What you have to do: Write the records out again, exactly.

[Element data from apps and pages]
━━━━━━━━━━━━━━━━

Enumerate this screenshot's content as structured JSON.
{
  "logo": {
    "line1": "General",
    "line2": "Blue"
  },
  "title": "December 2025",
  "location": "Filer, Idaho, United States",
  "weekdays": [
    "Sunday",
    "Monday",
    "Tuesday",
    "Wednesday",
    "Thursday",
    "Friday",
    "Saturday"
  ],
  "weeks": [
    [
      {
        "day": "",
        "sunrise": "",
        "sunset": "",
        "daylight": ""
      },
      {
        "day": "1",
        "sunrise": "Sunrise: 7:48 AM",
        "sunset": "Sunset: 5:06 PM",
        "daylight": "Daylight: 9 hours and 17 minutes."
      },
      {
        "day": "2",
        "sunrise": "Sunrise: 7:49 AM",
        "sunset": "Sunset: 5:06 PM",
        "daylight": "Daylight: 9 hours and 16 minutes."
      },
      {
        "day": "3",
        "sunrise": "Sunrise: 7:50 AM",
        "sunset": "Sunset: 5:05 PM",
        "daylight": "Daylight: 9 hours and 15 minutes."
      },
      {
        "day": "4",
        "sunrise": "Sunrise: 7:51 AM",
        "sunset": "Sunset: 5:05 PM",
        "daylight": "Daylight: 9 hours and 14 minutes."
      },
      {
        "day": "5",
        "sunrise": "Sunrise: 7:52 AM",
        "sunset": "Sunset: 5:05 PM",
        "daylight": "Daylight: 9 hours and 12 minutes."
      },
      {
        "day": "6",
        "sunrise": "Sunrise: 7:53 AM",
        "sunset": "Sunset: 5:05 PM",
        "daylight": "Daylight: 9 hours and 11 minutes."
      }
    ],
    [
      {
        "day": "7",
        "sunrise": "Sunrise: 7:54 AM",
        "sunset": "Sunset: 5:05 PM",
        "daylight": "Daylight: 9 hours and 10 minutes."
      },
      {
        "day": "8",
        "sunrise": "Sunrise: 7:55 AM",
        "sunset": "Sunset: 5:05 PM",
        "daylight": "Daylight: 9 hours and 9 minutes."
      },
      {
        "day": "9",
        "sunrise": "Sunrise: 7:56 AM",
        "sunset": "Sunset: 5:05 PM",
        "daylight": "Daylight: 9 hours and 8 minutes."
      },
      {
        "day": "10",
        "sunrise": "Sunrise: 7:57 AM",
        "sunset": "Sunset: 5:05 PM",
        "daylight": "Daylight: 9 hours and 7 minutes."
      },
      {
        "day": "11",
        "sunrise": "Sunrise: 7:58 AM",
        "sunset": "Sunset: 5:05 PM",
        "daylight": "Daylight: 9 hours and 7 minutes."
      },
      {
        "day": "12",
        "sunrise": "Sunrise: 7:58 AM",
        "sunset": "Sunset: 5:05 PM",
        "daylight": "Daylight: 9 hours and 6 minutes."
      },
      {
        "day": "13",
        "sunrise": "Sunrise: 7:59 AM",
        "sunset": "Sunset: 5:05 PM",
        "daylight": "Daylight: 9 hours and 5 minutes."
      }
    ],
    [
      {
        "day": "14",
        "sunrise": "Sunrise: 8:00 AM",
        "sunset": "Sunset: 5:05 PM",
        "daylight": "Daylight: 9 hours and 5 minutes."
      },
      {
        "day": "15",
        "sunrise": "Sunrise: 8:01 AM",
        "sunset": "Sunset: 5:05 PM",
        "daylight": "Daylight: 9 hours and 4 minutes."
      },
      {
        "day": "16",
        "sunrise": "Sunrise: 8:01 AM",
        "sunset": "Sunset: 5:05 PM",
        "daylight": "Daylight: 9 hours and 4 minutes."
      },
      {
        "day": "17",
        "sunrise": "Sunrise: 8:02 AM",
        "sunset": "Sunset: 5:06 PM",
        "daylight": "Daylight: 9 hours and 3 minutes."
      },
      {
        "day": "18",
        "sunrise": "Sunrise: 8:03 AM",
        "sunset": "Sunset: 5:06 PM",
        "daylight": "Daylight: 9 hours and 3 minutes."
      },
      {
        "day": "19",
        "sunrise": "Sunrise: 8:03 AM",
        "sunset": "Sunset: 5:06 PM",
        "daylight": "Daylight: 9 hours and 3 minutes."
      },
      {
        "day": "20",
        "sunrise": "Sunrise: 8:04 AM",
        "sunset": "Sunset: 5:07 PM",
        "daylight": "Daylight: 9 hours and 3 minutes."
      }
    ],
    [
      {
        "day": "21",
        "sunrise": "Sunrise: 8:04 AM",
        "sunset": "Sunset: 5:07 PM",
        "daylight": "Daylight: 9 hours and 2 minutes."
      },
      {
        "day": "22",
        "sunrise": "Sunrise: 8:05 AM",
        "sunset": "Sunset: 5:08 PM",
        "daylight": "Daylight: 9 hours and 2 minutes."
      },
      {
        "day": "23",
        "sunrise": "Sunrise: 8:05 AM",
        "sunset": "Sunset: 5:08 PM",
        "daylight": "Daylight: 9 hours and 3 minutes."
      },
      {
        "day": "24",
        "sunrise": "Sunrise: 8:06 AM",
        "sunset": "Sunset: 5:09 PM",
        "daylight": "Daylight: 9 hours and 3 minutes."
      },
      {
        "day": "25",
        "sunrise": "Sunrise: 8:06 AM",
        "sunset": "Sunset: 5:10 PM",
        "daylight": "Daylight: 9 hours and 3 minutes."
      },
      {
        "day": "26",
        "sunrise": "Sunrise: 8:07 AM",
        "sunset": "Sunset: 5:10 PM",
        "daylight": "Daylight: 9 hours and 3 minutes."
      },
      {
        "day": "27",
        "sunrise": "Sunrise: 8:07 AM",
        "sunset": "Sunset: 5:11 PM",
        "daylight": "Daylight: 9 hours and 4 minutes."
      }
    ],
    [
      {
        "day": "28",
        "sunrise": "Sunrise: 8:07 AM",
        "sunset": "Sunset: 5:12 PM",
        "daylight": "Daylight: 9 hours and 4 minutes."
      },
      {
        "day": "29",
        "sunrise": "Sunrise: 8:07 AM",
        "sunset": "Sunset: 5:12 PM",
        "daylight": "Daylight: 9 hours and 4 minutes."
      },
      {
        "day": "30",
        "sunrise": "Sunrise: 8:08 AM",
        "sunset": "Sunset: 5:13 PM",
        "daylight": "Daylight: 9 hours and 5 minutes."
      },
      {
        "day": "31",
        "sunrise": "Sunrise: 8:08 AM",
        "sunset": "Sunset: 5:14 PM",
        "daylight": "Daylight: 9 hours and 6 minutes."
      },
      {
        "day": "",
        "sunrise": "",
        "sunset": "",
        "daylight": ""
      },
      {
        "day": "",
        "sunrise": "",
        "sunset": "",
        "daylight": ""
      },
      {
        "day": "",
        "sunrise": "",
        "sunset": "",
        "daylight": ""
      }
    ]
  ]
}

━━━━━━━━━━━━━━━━

Response to the task:
Enumerate this screenshot's content as structured JSON.
{
  "logo": {
    "line1": "General",
    "line2": "Blue"
  },
  "title": "December 2025",
  "location": "Filer, Idaho, United States",
  "weekdays": [
    "Sunday",
    "Monday",
    "Tuesday",
    "Wednesday",
    "Thursday",
    "Friday",
    "Saturday"
  ],
  "weeks": [
    [
      {
        "day": "",
        "sunrise": "",
        "sunset": "",
        "daylight": ""
      },
      {
        "day": "1",
        "sunrise": "Sunrise: 7:48 AM",
        "sunset": "Sunset: 5:06 PM",
        "daylight": "Daylight: 9 hours and 17 minutes."
      },
      {
        "day": "2",
        "sunrise": "Sunrise: 7:49 AM",
        "sunset": "Sunset: 5:06 PM",
        "daylight": "Daylight: 9 hours and 16 minutes."
      },
      {
        "day": "3",
        "sunrise": "Sunrise: 7:50 AM",
        "sunset": "Sunset: 5:05 PM",
        "daylight": "Daylight: 9 hours and 15 minutes."
      },
      {
        "day": "4",
        "sunrise": "Sunrise: 7:51 AM",
        "sunset": "Sunset: 5:05 PM",
        "daylight": "Daylight: 9 hours and 14 minutes."
      },
      {
        "day": "5",
        "sunrise": "Sunrise: 7:52 AM",
        "sunset": "Sunset: 5:05 PM",
        "daylight": "Daylight: 9 hours and 12 minutes."
      },
      {
        "day": "6",
        "sunrise": "Sunrise: 7:53 AM",
        "sunset": "Sunset: 5:05 PM",
        "daylight": "Daylight: 9 hours and 11 minutes."
      }
    ],
    [
      {
        "day": "7",
        "sunrise": "Sunrise: 7:54 AM",
        "sunset": "Sunset: 5:05 PM",
        "daylight": "Daylight: 9 hours and 10 minutes."
      },
      {
        "day": "8",
        "sunrise": "Sunrise: 7:55 AM",
        "sunset": "Sunset: 5:05 PM",
        "daylight": "Daylight: 9 hours and 9 minutes."
      },
      {
        "day": "9",
        "sunrise": "Sunrise: 7:56 AM",
        "sunset": "Sunset: 5:05 PM",
        "daylight": "Daylight: 9 hours and 8 minutes."
      },
      {
        "day": "10",
        "sunrise": "Sunrise: 7:57 AM",
        "sunset": "Sunset: 5:05 PM",
        "daylight": "Daylight: 9 hours and 7 minutes."
      },
      {
        "day": "11",
        "sunrise": "Sunrise: 7:58 AM",
        "sunset": "Sunset: 5:05 PM",
        "daylight": "Daylight: 9 hours and 7 minutes."
      },
      {
        "day": "12",
        "sunrise": "Sunrise: 7:58 AM",
        "sunset": "Sunset: 5:05 PM",
        "daylight": "Daylight: 9 hours and 6 minutes."
      },
      {
        "day": "13",
        "sunrise": "Sunrise: 7:59 AM",
        "sunset": "Sunset: 5:05 PM",
        "daylight": "Daylight: 9 hours and 5 minutes."
      }
    ],
    [
      {
        "day": "14",
        "sunrise": "Sunrise: 8:00 AM",
        "sunset": "Sunset: 5:05 PM",
        "daylight": "Daylight: 9 hours and 5 minutes."
      },
      {
        "day": "15",
        "sunrise": "Sunrise: 8:01 AM",
        "sunset": "Sunset: 5:05 PM",
        "daylight": "Daylight: 9 hours and 4 minutes."
      },
      {
        "day": "16",
        "sunrise": "Sunrise: 8:01 AM",
        "sunset": "Sunset: 5:05 PM",
        "daylight": "Daylight: 9 hours and 4 minutes."
      },
      {
        "day": "17",
        "sunrise": "Sunrise: 8:02 AM",
        "sunset": "Sunset: 5:06 PM",
        "daylight": "Daylight: 9 hours and 3 minutes."
      },
      {
        "day": "18",
        "sunrise": "Sunrise: 8:03 AM",
        "sunset": "Sunset: 5:06 PM",
        "daylight": "Daylight: 9 hours and 3 minutes."
      },
      {
        "day": "19",
        "sunrise": "Sunrise: 8:03 AM",
        "sunset": "Sunset: 5:06 PM",
        "daylight": "Daylight: 9 hours and 3 minutes."
      },
      {
        "day": "20",
        "sunrise": "Sunrise: 8:04 AM",
        "sunset": "Sunset: 5:07 PM",
        "daylight": "Daylight: 9 hours and 3 minutes."
      }
    ],
    [
      {
        "day": "21",
        "sunrise": "Sunrise: 8:04 AM",
        "sunset": "Sunset: 5:07 PM",
        "daylight": "Daylight: 9 hours and 2 minutes."
      },
      {
        "day": "22",
        "sunrise": "Sunrise: 8:05 AM",
        "sunset": "Sunset: 5:08 PM",
        "daylight": "Daylight: 9 hours and 2 minutes."
      },
      {
        "day": "23",
        "sunrise": "Sunrise: 8:05 AM",
        "sunset": "Sunset: 5:08 PM",
        "daylight": "Daylight: 9 hours and 3 minutes."
      },
      {
        "day": "24",
        "sunrise": "Sunrise: 8:06 AM",
        "sunset": "Sunset: 5:09 PM",
        "daylight": "Daylight: 9 hours and 3 minutes."
      },
      {
        "day": "25",
        "sunrise": "Sunrise: 8:06 AM",
        "sunset": "Sunset: 5:10 PM",
        "daylight": "Daylight: 9 hours and 3 minutes."
      },
      {
        "day": "26",
        "sunrise": "Sunrise: 8:07 AM",
        "sunset": "Sunset: 5:10 PM",
        "daylight": "Daylight: 9 hours and 3 minutes."
      },
      {
        "day": "27",
        "sunrise": "Sunrise: 8:07 AM",
        "sunset": "Sunset: 5:11 PM",
        "daylight": "Daylight: 9 hours and 4 minutes."
      }
    ],
    [
      {
        "day": "28",
        "sunrise": "Sunrise: 8:07 AM",
        "sunset": "Sunset: 5:12 PM",
        "daylight": "Daylight: 9 hours and 4 minutes."
      },
      {
        "day": "29",
        "sunrise": "Sunrise: 8:07 AM",
        "sunset": "Sunset: 5:12 PM",
        "daylight": "Daylight: 9 hours and 4 minutes."
      },
      {
        "day": "30",
        "sunrise": "Sunrise: 8:08 AM",
        "sunset": "Sunset: 5:13 PM",
        "daylight": "Daylight: 9 hours and 5 minutes."
      },
      {
        "day": "31",
        "sunrise": "Sunrise: 8:08 AM",
        "sunset": "Sunset: 5:14 PM",
        "daylight": "Daylight: 9 hours and 6 minutes."
      },
      {
        "day": "",
        "sunrise": "",
        "sunset": "",
        "daylight": ""
      },
      {
        "day": "",
        "sunrise": "",
        "sunset": "",
        "daylight": ""
      },
      {
        "day": "",
        "sunrise": "",
        "sunset": "",
        "daylight": ""
      }
    ]
  ]
}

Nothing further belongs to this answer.